▸ **ACTIVITY**
For the data that follows, report how many lines contain the word "lingwu", and nothing else.

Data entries
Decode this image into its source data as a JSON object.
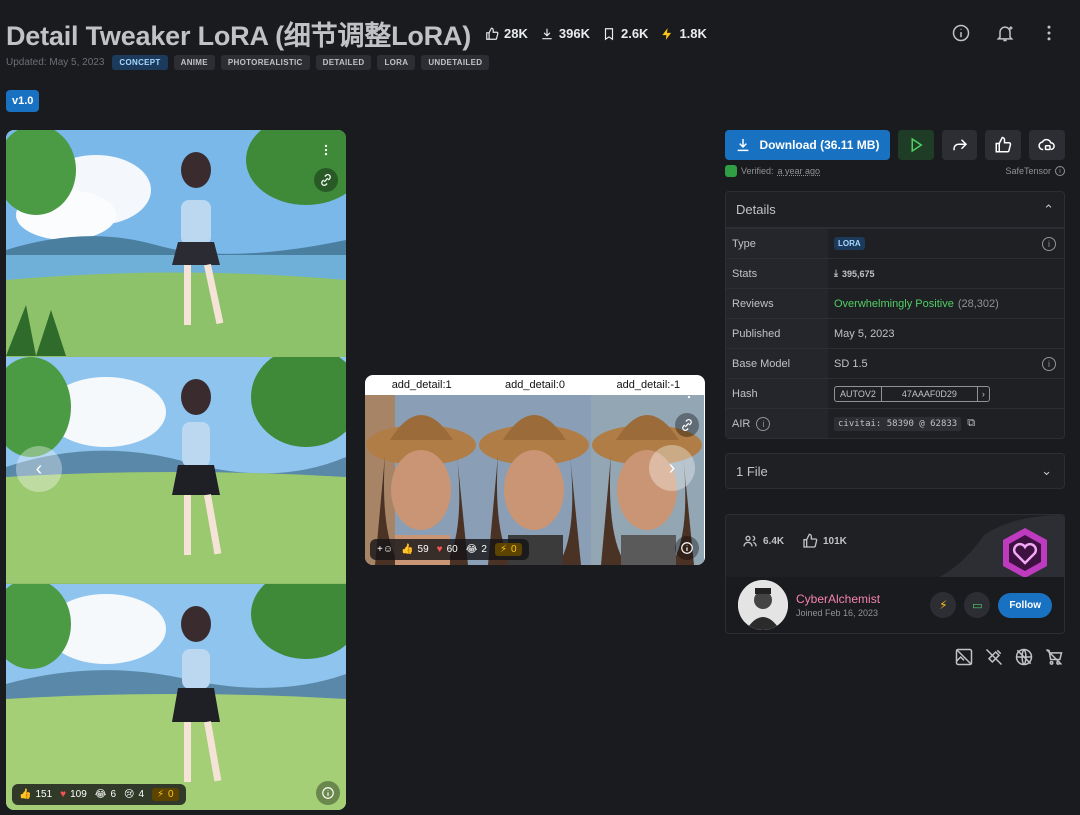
{
  "header": {
    "title": "Detail Tweaker LoRA (细节调整LoRA)",
    "stats": {
      "likes": "28K",
      "downloads": "396K",
      "bookmarks": "2.6K",
      "buzz": "1.8K"
    },
    "updated": "Updated: May 5, 2023",
    "tags": [
      "CONCEPT",
      "ANIME",
      "PHOTOREALISTIC",
      "DETAILED",
      "LORA",
      "UNDETAILED"
    ],
    "version": "v1.0"
  },
  "gallery": {
    "left_reactions": {
      "like": "151",
      "heart": "109",
      "laugh": "6",
      "cry": "4",
      "buzz": "0"
    },
    "comparison_labels": [
      "add_detail:1",
      "add_detail:0",
      "add_detail:-1"
    ],
    "comparison_reactions": {
      "like": "59",
      "heart": "60",
      "laugh": "2",
      "buzz": "0"
    }
  },
  "download": {
    "label": "Download (36.11 MB)",
    "verified_prefix": "Verified:",
    "verified_time": "a year ago",
    "format": "SafeTensor"
  },
  "details": {
    "title": "Details",
    "rows": {
      "type": {
        "label": "Type",
        "value": "LORA"
      },
      "stats": {
        "label": "Stats",
        "value": "395,675"
      },
      "reviews": {
        "label": "Reviews",
        "value": "Overwhelmingly Positive",
        "count": "(28,302)"
      },
      "published": {
        "label": "Published",
        "value": "May 5, 2023"
      },
      "base_model": {
        "label": "Base Model",
        "value": "SD 1.5"
      },
      "hash": {
        "label": "Hash",
        "algo": "AUTOV2",
        "value": "47AAAF0D29"
      },
      "air": {
        "label": "AIR",
        "value": "civitai: 58390 @ 62833"
      }
    }
  },
  "files": {
    "label": "1 File"
  },
  "creator": {
    "followers": "6.4K",
    "likes": "101K",
    "name": "CyberAlchemist",
    "joined": "Joined Feb 16, 2023",
    "follow_label": "Follow"
  },
  "colors": {
    "accent": "#1971c2",
    "positive": "#51cf66",
    "creator_name": "#f783ac",
    "buzz": "#fcc419"
  }
}
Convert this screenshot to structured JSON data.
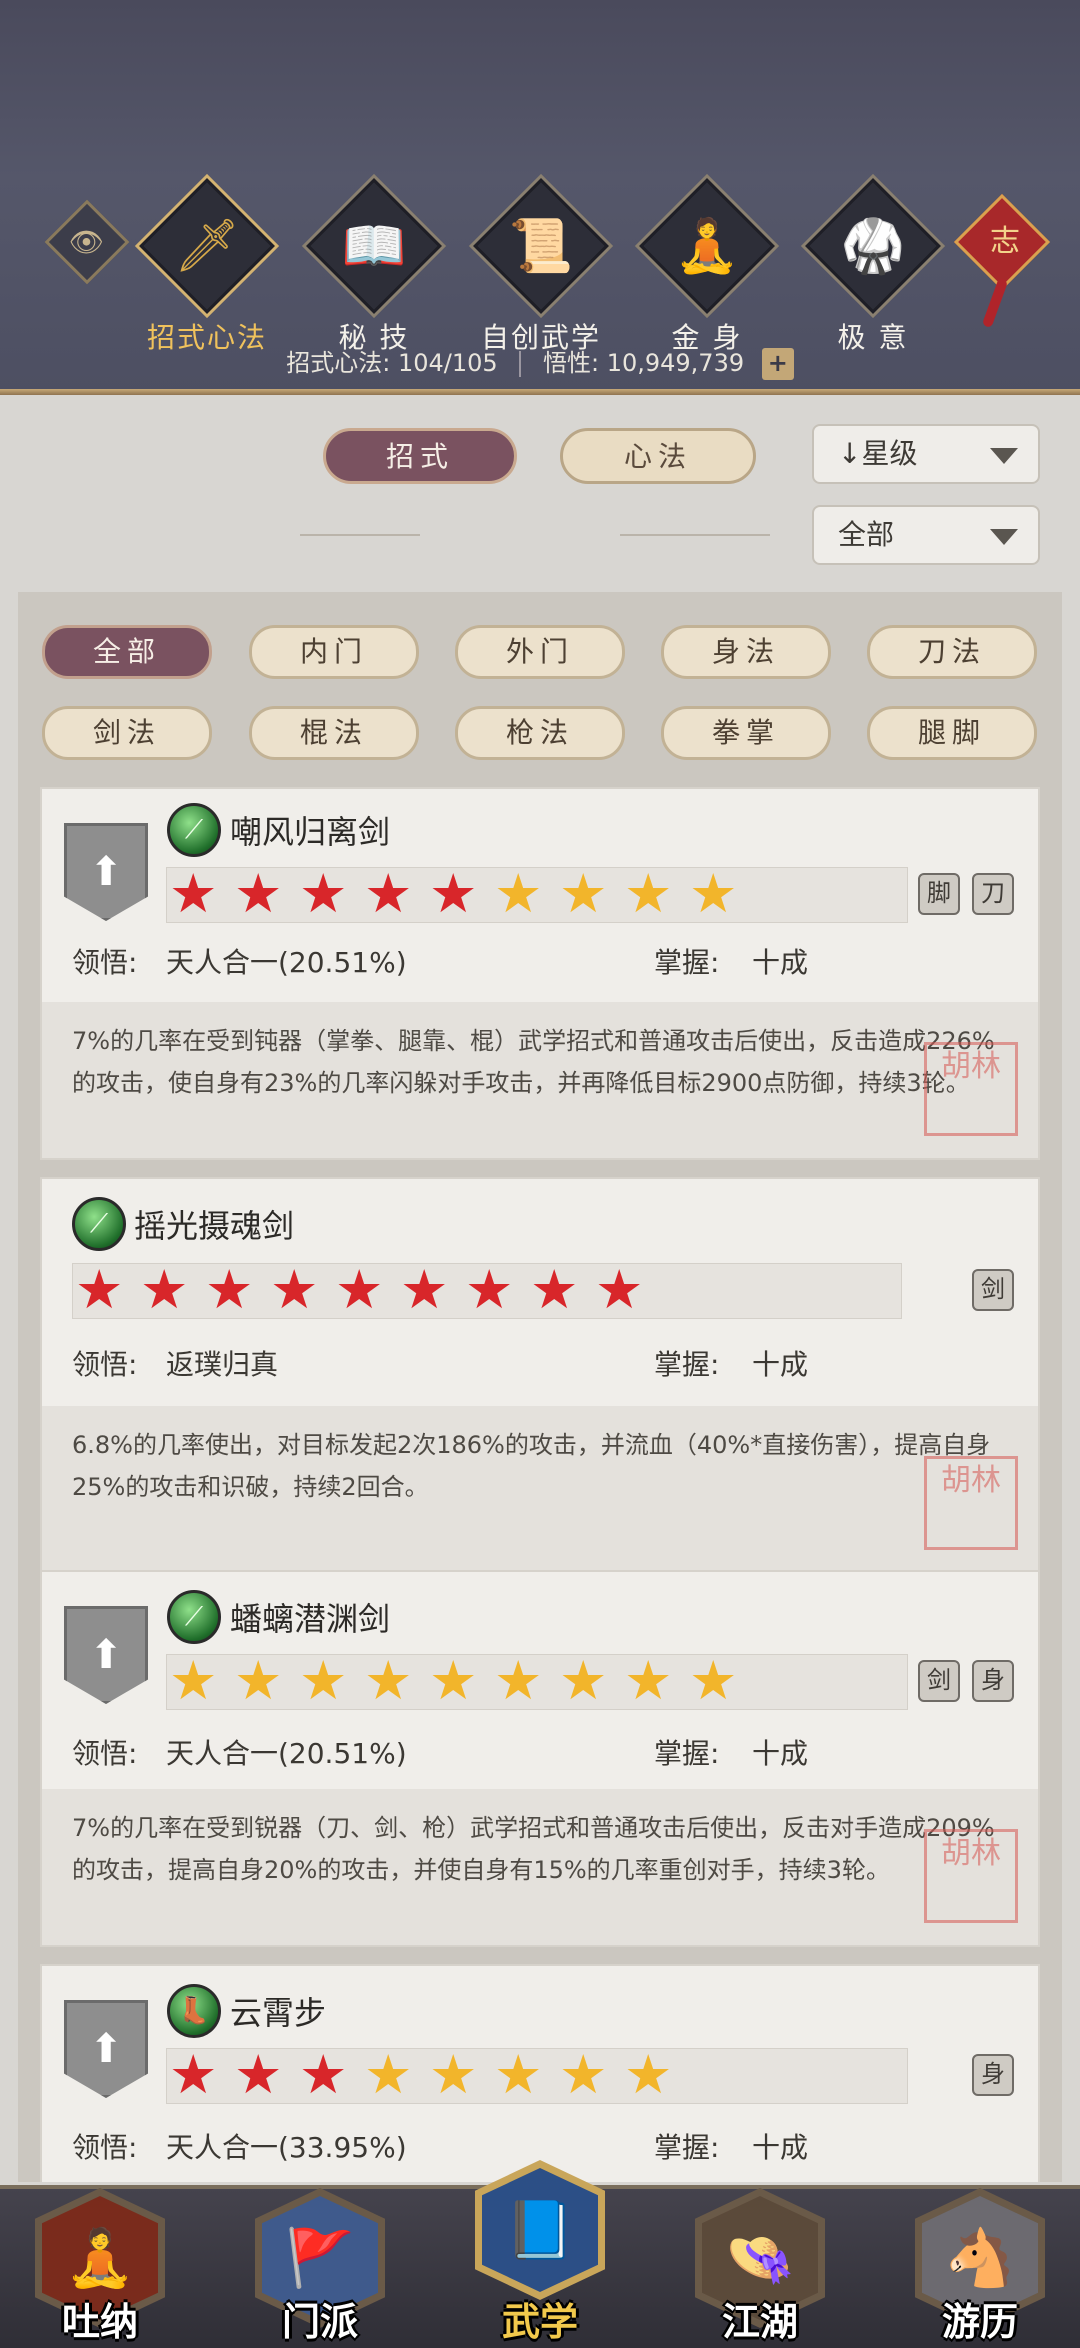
{
  "header": {
    "nav": [
      {
        "label": "招式心法",
        "icon": "sword-icon",
        "glyph": "🗡",
        "active": true
      },
      {
        "label": "秘 技",
        "icon": "book-icon",
        "glyph": "📖",
        "active": false
      },
      {
        "label": "自创武学",
        "icon": "scroll-icon",
        "glyph": "📜",
        "active": false
      },
      {
        "label": "金 身",
        "icon": "meditate-icon",
        "glyph": "🧘",
        "active": false
      },
      {
        "label": "极 意",
        "icon": "kungfu-icon",
        "glyph": "🥋",
        "active": false
      }
    ],
    "knot_char": "志",
    "stat1_label": "招式心法:",
    "stat1_value": "104/105",
    "stat2_label": "悟性:",
    "stat2_value": "10,949,739",
    "plus_label": "+"
  },
  "tabs": {
    "zhaoshi": "招式",
    "xinfa": "心法"
  },
  "filters": {
    "sort": "↓星级",
    "scope": "全部"
  },
  "categories": [
    "全部",
    "内门",
    "外门",
    "身法",
    "刀法",
    "剑法",
    "棍法",
    "枪法",
    "拳掌",
    "腿脚"
  ],
  "active_category": "全部",
  "labels": {
    "lingwu": "领悟:",
    "zhangwo": "掌握:",
    "seal": "胡林"
  },
  "skills": [
    {
      "name": "嘲风归离剑",
      "stars_red": 5,
      "stars_gold": 4,
      "lingwu": "天人合一(20.51%)",
      "zhangwo": "十成",
      "desc": "7%的几率在受到钝器（掌拳、腿靠、棍）武学招式和普通攻击后使出，反击造成226%的攻击，使自身有23%的几率闪躲对手攻击，并再降低目标2900点防御，持续3轮。",
      "has_shield": true,
      "minis": [
        "脚",
        "刀"
      ]
    },
    {
      "name": "摇光摄魂剑",
      "stars_red": 9,
      "stars_gold": 0,
      "lingwu": "返璞归真",
      "zhangwo": "十成",
      "desc": "6.8%的几率使出，对目标发起2次186%的攻击，并流血（40%*直接伤害），提高自身25%的攻击和识破，持续2回合。",
      "has_shield": false,
      "minis": [
        "剑"
      ]
    },
    {
      "name": "蟠螭潜渊剑",
      "stars_red": 0,
      "stars_gold": 9,
      "lingwu": "天人合一(20.51%)",
      "zhangwo": "十成",
      "desc": "7%的几率在受到锐器（刀、剑、枪）武学招式和普通攻击后使出，反击对手造成209%的攻击，提高自身20%的攻击，并使自身有15%的几率重创对手，持续3轮。",
      "has_shield": true,
      "minis": [
        "剑",
        "身"
      ]
    },
    {
      "name": "云霄步",
      "stars_red": 3,
      "stars_gold": 5,
      "lingwu": "天人合一(33.95%)",
      "zhangwo": "十成",
      "desc": "",
      "has_shield": true,
      "minis": [
        "身"
      ]
    }
  ],
  "bottom_nav": [
    {
      "label": "吐纳",
      "icon": "monk-icon",
      "glyph": "🧘",
      "color": "#7a2b1c"
    },
    {
      "label": "门派",
      "icon": "banner-icon",
      "glyph": "🚩",
      "color": "#3f5a8c"
    },
    {
      "label": "武学",
      "icon": "manual-icon",
      "glyph": "📘",
      "color": "#2c4f86",
      "active": true
    },
    {
      "label": "江湖",
      "icon": "hat-icon",
      "glyph": "👒",
      "color": "#5b4a3a"
    },
    {
      "label": "游历",
      "icon": "horse-icon",
      "glyph": "🐴",
      "color": "#6c6a70"
    }
  ]
}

▸ **WRITTEN ANSWER**
5